The one thing I should mention is the water. It’s not actually the sea, it’s the Towy estuary. That’s the unfortunate downfall of living near this part of the Carmarthenshire coast – no swimming!

In case anyone’s wondering, Llansteffan is the Welsh name for the village, and it modern Welsh it means ‘the church of Saint Stephen’. There’s a lot of history to the prefix ‘Llan’ in Welsh, it originally referred to an enclosed piece of land, but with the introduction of Christianity it was the piece of land occupied by a particular church, and then later to the church itself. So all of those Welsh places which start with Llan? Yup, they’re all the churches of one or more saints. Llanpumsaint in my home county is the church of five saints. The more you know, eh?

Carmarthen Castle

Carmarthen Castle

Any self-respecting Welsh town or city has a castle, and Carmarthen is no different!

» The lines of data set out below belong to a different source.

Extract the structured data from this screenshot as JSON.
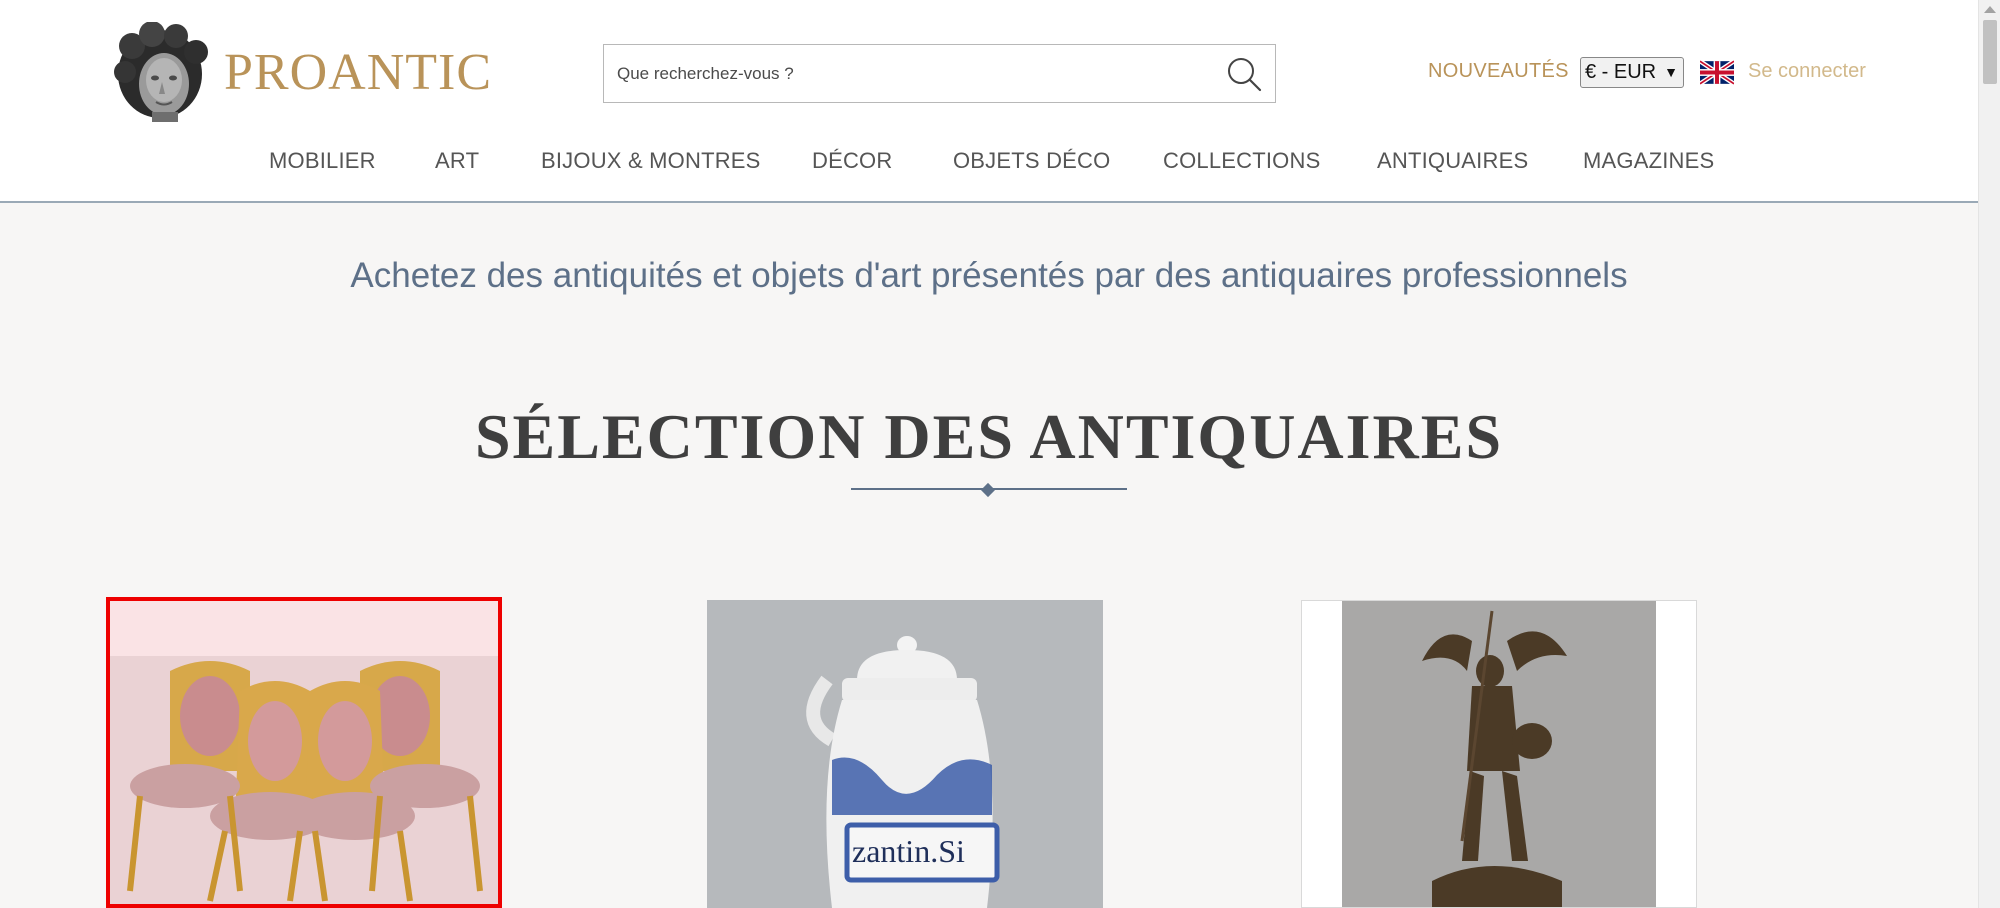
{
  "header": {
    "brand": "PROANTIC",
    "search": {
      "placeholder": "Que recherchez-vous ?"
    },
    "nouveautes": "NOUVEAUTÉS",
    "currency": "€ - EUR",
    "login": "Se connecter",
    "icons": {
      "search": "search-icon",
      "flag": "uk-flag-icon",
      "logo": "cherub-head-logo"
    }
  },
  "nav": {
    "items": [
      {
        "label": "MOBILIER"
      },
      {
        "label": "ART"
      },
      {
        "label": "BIJOUX & MONTRES"
      },
      {
        "label": "DÉCOR"
      },
      {
        "label": "OBJETS DÉCO"
      },
      {
        "label": "COLLECTIONS"
      },
      {
        "label": "ANTIQUAIRES"
      },
      {
        "label": "MAGAZINES"
      }
    ]
  },
  "main": {
    "tagline": "Achetez des antiquités et objets d'art présentés par des antiquaires professionnels",
    "section_title": "SÉLECTION DES ANTIQUAIRES",
    "jar_label": "zantin.Si",
    "colors": {
      "accent_gold": "#b99359",
      "slate_blue": "#5d7088",
      "selection_red": "#ee0000"
    }
  }
}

To give a brief overview, the history of Castell Caerfyrddin, as it’s known in Welsh, goes back to when it was first built in the 1100s by the Sheriff of Gloucester. Over the years, decades, and centuries following this, it was captured by Owain Glyndwr (the last Welsh Prince of Wales), captured by Parliamentary forces during the Civil War of 1642-1651, and was also the place where Henry VII’s father died in 1456. So it saw its fair share of action, until the castle was burned by Oliver Cromwell during a Royalist rising in south Wales in 1648. From 1789 to the 1920s it then became the site of the county gaol.

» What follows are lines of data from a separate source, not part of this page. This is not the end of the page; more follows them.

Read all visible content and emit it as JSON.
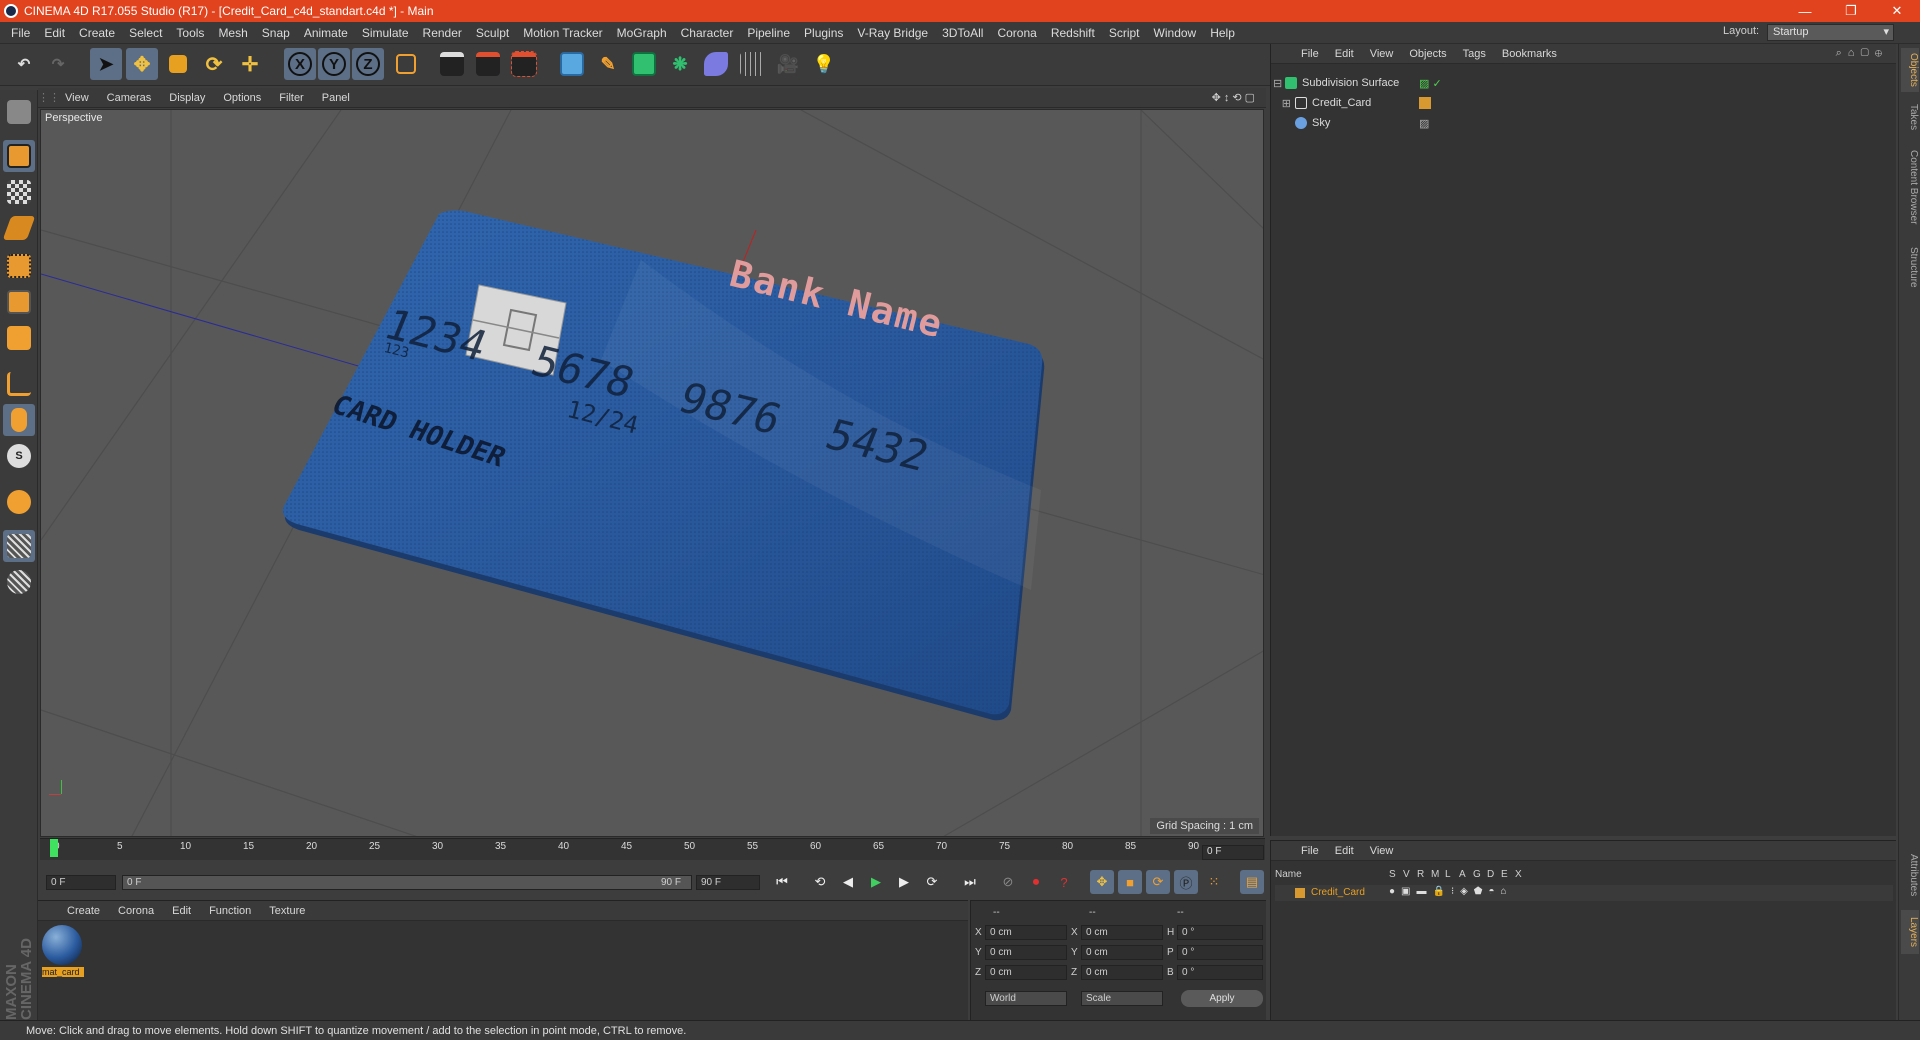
{
  "titlebar": {
    "title": "CINEMA 4D R17.055 Studio (R17) - [Credit_Card_c4d_standart.c4d *] - Main",
    "minimize": "—",
    "restore": "❐",
    "close": "✕"
  },
  "menubar": [
    "File",
    "Edit",
    "Create",
    "Select",
    "Tools",
    "Mesh",
    "Snap",
    "Animate",
    "Simulate",
    "Render",
    "Sculpt",
    "Motion Tracker",
    "MoGraph",
    "Character",
    "Pipeline",
    "Plugins",
    "V-Ray Bridge",
    "3DToAll",
    "Corona",
    "Redshift",
    "Script",
    "Window",
    "Help"
  ],
  "layout": {
    "label": "Layout:",
    "value": "Startup"
  },
  "viewport": {
    "menu": [
      "View",
      "Cameras",
      "Display",
      "Options",
      "Filter",
      "Panel"
    ],
    "camera_label": "Perspective",
    "grid_spacing": "Grid Spacing : 1 cm",
    "card": {
      "bank_name": "Bank Name",
      "number": "1234  5678  9876  5432",
      "small_number": "123",
      "expiry": "12/24",
      "holder": "CARD HOLDER",
      "card_color": "#2a5a9e",
      "bank_color": "#d99a9a"
    }
  },
  "object_manager": {
    "menu": [
      "File",
      "Edit",
      "View",
      "Objects",
      "Tags",
      "Bookmarks"
    ],
    "rows": [
      {
        "name": "Subdivision Surface",
        "icon": "subdivision-icon"
      },
      {
        "name": "Credit_Card",
        "icon": "null-object-icon"
      },
      {
        "name": "Sky",
        "icon": "sky-icon"
      }
    ]
  },
  "side_tabs": [
    "Objects",
    "Takes",
    "Content Browser",
    "Structure"
  ],
  "side_tabs_bottom": [
    "Attributes",
    "Layers"
  ],
  "timeline": {
    "ticks": [
      "0",
      "5",
      "10",
      "15",
      "20",
      "25",
      "30",
      "35",
      "40",
      "45",
      "50",
      "55",
      "60",
      "65",
      "70",
      "75",
      "80",
      "85",
      "90"
    ],
    "current_frame": "0 F",
    "start": "0 F",
    "range_start": "0 F",
    "range_end": "90 F",
    "end": "90 F"
  },
  "material_manager": {
    "menu": [
      "Create",
      "Corona",
      "Edit",
      "Function",
      "Texture"
    ],
    "material_name": "mat_card"
  },
  "coordinates": {
    "headers": [
      "--",
      "--",
      "--"
    ],
    "rows": [
      {
        "axis": "X",
        "pos": "0 cm",
        "axis2": "X",
        "size": "0 cm",
        "rot_axis": "H",
        "rot": "0 °"
      },
      {
        "axis": "Y",
        "pos": "0 cm",
        "axis2": "Y",
        "size": "0 cm",
        "rot_axis": "P",
        "rot": "0 °"
      },
      {
        "axis": "Z",
        "pos": "0 cm",
        "axis2": "Z",
        "size": "0 cm",
        "rot_axis": "B",
        "rot": "0 °"
      }
    ],
    "mode1": "World",
    "mode2": "Scale",
    "apply": "Apply"
  },
  "layer_manager": {
    "menu": [
      "File",
      "Edit",
      "View"
    ],
    "columns": [
      "Name",
      "S",
      "V",
      "R",
      "M",
      "L",
      "A",
      "G",
      "D",
      "E",
      "X"
    ],
    "row_name": "Credit_Card"
  },
  "statusbar": "Move: Click and drag to move elements. Hold down SHIFT to quantize movement / add to the selection in point mode, CTRL to remove.",
  "maxon_logo": "MAXON CINEMA 4D"
}
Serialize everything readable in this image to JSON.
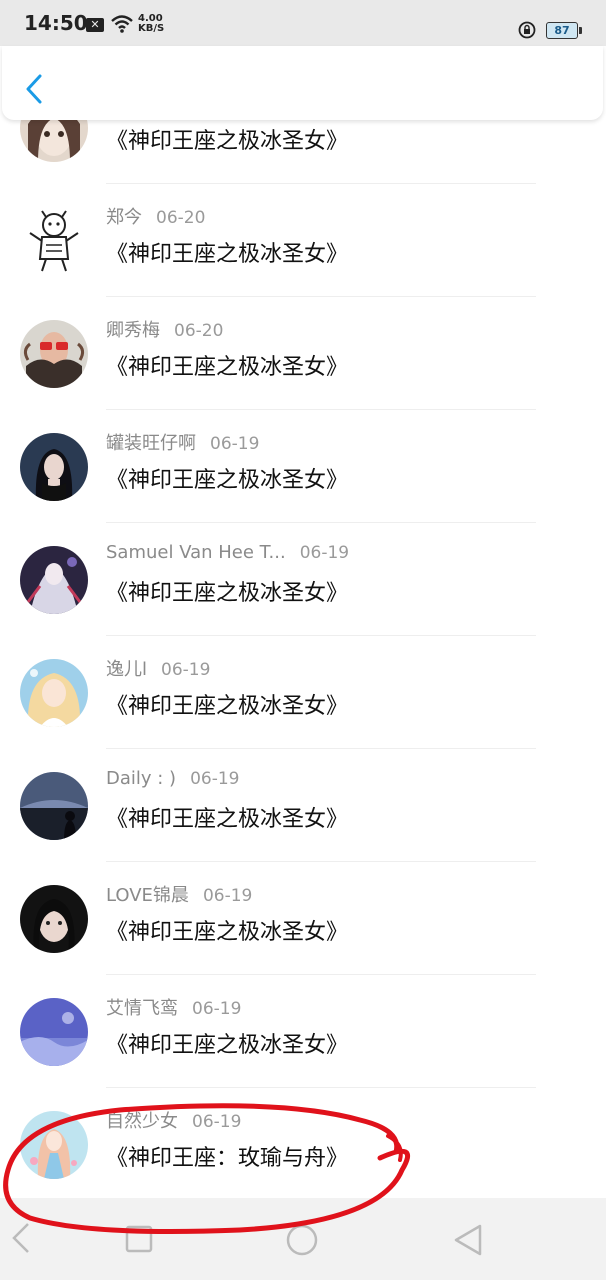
{
  "status_bar": {
    "time": "14:50",
    "speed_value": "4.00",
    "speed_unit": "KB/S",
    "battery": "87"
  },
  "header": {
    "back_icon": "chevron-left-icon",
    "accent": "#1a9be6"
  },
  "items": [
    {
      "name": "",
      "date": "",
      "title": "《神印王座之极冰圣女》"
    },
    {
      "name": "郑今",
      "date": "06-20",
      "title": "《神印王座之极冰圣女》"
    },
    {
      "name": "卿秀梅",
      "date": "06-20",
      "title": "《神印王座之极冰圣女》"
    },
    {
      "name": "罐装旺仔啊",
      "date": "06-19",
      "title": "《神印王座之极冰圣女》"
    },
    {
      "name": "Samuel Van Hee T...",
      "date": "06-19",
      "title": "《神印王座之极冰圣女》"
    },
    {
      "name": "逸儿l",
      "date": "06-19",
      "title": "《神印王座之极冰圣女》"
    },
    {
      "name": "Daily : )",
      "date": "06-19",
      "title": "《神印王座之极冰圣女》"
    },
    {
      "name": "LOVE锦晨",
      "date": "06-19",
      "title": "《神印王座之极冰圣女》"
    },
    {
      "name": "艾情飞鸾",
      "date": "06-19",
      "title": "《神印王座之极冰圣女》"
    },
    {
      "name": "自然少女",
      "date": "06-19",
      "title": "《神印王座：玫瑜与舟》"
    }
  ],
  "nav": {
    "back": "triangle-back-icon",
    "home": "circle-home-icon",
    "recents": "square-recents-icon"
  },
  "annotation_color": "#e0121b"
}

Carmarthen port

The castle is on one of the highest points in the town, overlooking the Towy river. Getting to it from the town centre below involves walking up an incline towards Notts Square, where there’s an entrance. It’s nestled in between the rather majestic council offices, and a commercial shopping area, providing a refreshing break from the noise and bustle of the town. This unusual modern setting also means that it’s not as spectacular as the many other castles dotted around the county, but it still makes for an interesting visit, and a glimpse into the town’s rich history.

Castle 2

It was only in 2003 that areas of the castle were opened to the public, back when I was 17. That was around the time that I got my first permanent job, as a sales assistant in the town, and I have fond memories of sitting on one of the benches just below the castle on my lunch breaks; looking over towards the river and watching the traffic go by.


Yesterday I decided to go for a walk after lunch as the weather was so nice, and I wanted to go outside and get some fresh air and a change of scenery. I headed up towards the castle, because it was an area I hadn’t really explored since moving back to Carmarthen. It was interesting playing tourist in my hometown, as it’s often the case that you don’t really appreciate the attractions in the area that you grew up. There were a few real tourists enjoying the view from the castle, which I was glad to see.